Segment Start: Data
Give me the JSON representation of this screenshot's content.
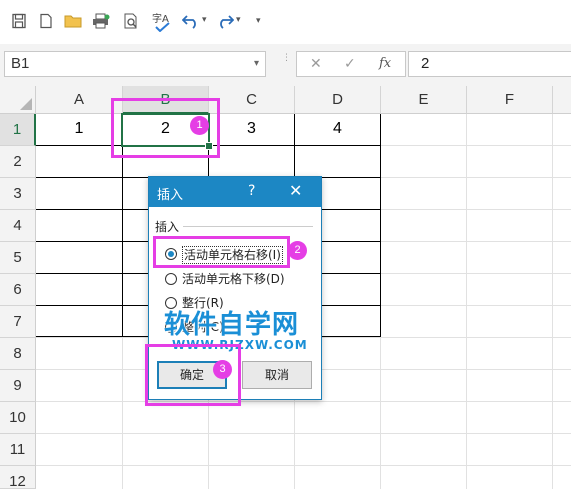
{
  "toolbar": {
    "icons": [
      "save-icon",
      "open-folder-icon",
      "print-icon",
      "print-preview-icon",
      "spellcheck-icon",
      "undo-icon",
      "redo-icon",
      "customize-icon"
    ],
    "spell_glyph": "字A",
    "fx_glyph": "fx",
    "dropdown_glyph": "▾"
  },
  "formula_bar": {
    "name_box": "B1",
    "formula_value": "2",
    "cancel_glyph": "✕",
    "enter_glyph": "✓"
  },
  "grid": {
    "columns": [
      "A",
      "B",
      "C",
      "D",
      "E",
      "F"
    ],
    "rows": [
      "1",
      "2",
      "3",
      "4",
      "5",
      "6",
      "7",
      "8",
      "9",
      "10",
      "11",
      "12"
    ],
    "row1_values": [
      "1",
      "2",
      "3",
      "4"
    ],
    "selected_cell": "B1"
  },
  "dialog": {
    "title": "插入",
    "help": "?",
    "close": "✕",
    "group_label": "插入",
    "options": [
      {
        "label": "活动单元格右移(I)",
        "selected": true
      },
      {
        "label": "活动单元格下移(D)",
        "selected": false
      },
      {
        "label": "整行(R)",
        "selected": false
      },
      {
        "label": "整列(C)",
        "selected": false
      }
    ],
    "ok": "确定",
    "cancel": "取消"
  },
  "watermark": {
    "title": "软件自学网",
    "url": "WWW.RJZXW.COM"
  },
  "annotations": [
    "1",
    "2",
    "3"
  ],
  "colors": {
    "accent": "#1c87c4",
    "highlight": "#e53ee5",
    "excel_green": "#217346"
  }
}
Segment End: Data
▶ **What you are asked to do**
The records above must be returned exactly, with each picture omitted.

▶ **Exercise answer**
Give me the JSON representation of this screenshot's content.
{
  "toolbar": {
    "icons": [
      "save-icon",
      "open-folder-icon",
      "print-icon",
      "print-preview-icon",
      "spellcheck-icon",
      "undo-icon",
      "redo-icon",
      "customize-icon"
    ],
    "spell_glyph": "字A",
    "fx_glyph": "fx",
    "dropdown_glyph": "▾"
  },
  "formula_bar": {
    "name_box": "B1",
    "formula_value": "2",
    "cancel_glyph": "✕",
    "enter_glyph": "✓"
  },
  "grid": {
    "columns": [
      "A",
      "B",
      "C",
      "D",
      "E",
      "F"
    ],
    "rows": [
      "1",
      "2",
      "3",
      "4",
      "5",
      "6",
      "7",
      "8",
      "9",
      "10",
      "11",
      "12"
    ],
    "row1_values": [
      "1",
      "2",
      "3",
      "4"
    ],
    "selected_cell": "B1"
  },
  "dialog": {
    "title": "插入",
    "help": "?",
    "close": "✕",
    "group_label": "插入",
    "options": [
      {
        "label": "活动单元格右移(I)",
        "selected": true
      },
      {
        "label": "活动单元格下移(D)",
        "selected": false
      },
      {
        "label": "整行(R)",
        "selected": false
      },
      {
        "label": "整列(C)",
        "selected": false
      }
    ],
    "ok": "确定",
    "cancel": "取消"
  },
  "watermark": {
    "title": "软件自学网",
    "url": "WWW.RJZXW.COM"
  },
  "annotations": [
    "1",
    "2",
    "3"
  ],
  "colors": {
    "accent": "#1c87c4",
    "highlight": "#e53ee5",
    "excel_green": "#217346"
  }
}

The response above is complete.